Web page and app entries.
────────

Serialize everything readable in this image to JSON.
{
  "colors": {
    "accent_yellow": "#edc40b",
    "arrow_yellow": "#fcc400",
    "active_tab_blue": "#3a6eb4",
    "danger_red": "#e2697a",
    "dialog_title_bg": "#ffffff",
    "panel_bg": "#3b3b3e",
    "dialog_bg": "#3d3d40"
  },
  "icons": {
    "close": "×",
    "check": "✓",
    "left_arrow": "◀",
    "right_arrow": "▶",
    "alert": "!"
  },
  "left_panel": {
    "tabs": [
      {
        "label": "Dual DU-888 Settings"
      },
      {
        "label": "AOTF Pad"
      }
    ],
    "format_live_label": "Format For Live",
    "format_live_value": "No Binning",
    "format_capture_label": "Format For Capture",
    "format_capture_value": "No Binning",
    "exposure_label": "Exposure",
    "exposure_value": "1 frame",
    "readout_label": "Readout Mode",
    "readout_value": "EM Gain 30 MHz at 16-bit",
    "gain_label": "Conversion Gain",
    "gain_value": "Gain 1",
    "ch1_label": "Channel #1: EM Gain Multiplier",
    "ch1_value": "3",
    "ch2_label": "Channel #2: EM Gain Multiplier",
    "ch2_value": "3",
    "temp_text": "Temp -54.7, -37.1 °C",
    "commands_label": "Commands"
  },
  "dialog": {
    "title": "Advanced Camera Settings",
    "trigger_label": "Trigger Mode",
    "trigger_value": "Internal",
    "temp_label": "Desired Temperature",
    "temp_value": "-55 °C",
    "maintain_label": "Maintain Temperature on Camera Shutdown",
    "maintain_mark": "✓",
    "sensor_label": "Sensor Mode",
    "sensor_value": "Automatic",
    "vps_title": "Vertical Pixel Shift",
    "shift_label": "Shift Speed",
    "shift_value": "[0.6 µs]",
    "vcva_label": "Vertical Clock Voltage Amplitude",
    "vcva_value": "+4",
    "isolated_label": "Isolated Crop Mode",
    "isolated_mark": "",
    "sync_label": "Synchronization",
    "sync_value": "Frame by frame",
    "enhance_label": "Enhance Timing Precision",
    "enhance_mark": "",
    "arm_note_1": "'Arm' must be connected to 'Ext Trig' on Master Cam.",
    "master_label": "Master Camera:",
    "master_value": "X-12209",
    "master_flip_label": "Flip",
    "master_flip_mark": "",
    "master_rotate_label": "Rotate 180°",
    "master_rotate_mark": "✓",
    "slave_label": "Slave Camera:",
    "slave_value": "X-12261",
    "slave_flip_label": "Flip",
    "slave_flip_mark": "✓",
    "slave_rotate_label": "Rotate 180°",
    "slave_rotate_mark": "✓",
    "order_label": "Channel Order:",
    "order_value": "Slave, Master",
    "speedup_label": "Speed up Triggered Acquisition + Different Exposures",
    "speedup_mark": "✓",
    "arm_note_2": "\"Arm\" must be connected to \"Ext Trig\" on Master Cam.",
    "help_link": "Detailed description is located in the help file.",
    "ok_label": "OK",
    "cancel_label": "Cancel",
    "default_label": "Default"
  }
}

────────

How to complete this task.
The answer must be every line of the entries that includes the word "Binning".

Result of this task.
    "format_live_value": "No Binning",
    "format_capture_value": "No Binning",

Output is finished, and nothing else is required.